Just what can be achieved became clear from a presentation by Mark Schofield, conservation manager at the Lincolnshire Wildlife Trust, which, working alongside its county council, has surveyed half its roadside verges, designated over 150 Local Wildlife Sites and conducted studies to show the grass cuttings could be used as fuel to provide gas for over 1,000 homes in the county.
Martin Sanford, manager at the Suffolk Biodiversity Service, who helped organise the well-attended event, said classic wild plants for Suffolk verges are sulphur clover and crested cow wheat, which do well on the boulder clay meadow habitats in west Suffolk.

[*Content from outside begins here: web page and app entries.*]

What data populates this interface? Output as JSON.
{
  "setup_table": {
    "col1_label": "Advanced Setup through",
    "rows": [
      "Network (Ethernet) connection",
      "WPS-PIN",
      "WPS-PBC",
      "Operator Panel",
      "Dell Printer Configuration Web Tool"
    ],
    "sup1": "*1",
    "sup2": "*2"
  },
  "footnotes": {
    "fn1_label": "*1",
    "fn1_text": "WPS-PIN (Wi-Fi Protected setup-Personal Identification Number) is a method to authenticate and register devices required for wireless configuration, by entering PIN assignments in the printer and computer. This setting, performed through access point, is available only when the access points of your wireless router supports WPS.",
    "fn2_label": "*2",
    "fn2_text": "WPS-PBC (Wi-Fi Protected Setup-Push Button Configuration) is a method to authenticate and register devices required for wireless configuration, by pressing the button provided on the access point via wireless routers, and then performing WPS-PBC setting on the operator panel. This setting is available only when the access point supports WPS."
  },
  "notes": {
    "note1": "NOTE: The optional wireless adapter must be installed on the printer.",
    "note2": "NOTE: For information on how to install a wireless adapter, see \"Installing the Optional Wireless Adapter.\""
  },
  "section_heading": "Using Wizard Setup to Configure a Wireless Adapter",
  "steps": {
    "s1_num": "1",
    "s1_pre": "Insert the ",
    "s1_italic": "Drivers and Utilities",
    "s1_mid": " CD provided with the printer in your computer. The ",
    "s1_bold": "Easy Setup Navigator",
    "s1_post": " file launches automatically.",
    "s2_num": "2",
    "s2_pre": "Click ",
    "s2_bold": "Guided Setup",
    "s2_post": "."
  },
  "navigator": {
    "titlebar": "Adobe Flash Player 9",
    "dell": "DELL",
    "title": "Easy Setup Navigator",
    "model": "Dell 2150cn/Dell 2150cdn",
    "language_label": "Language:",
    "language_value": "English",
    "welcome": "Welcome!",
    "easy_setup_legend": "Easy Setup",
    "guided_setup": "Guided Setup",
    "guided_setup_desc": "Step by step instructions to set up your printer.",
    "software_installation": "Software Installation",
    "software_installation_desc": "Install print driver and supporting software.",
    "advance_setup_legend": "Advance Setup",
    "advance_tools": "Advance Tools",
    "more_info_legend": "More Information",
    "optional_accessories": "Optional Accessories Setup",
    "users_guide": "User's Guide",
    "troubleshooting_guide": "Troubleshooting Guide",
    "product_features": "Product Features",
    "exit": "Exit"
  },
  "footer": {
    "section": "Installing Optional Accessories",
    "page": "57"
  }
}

Both plants are scarce nationally and so Suffolk has "a special responsibility to look after them and try and increase numbers," he said.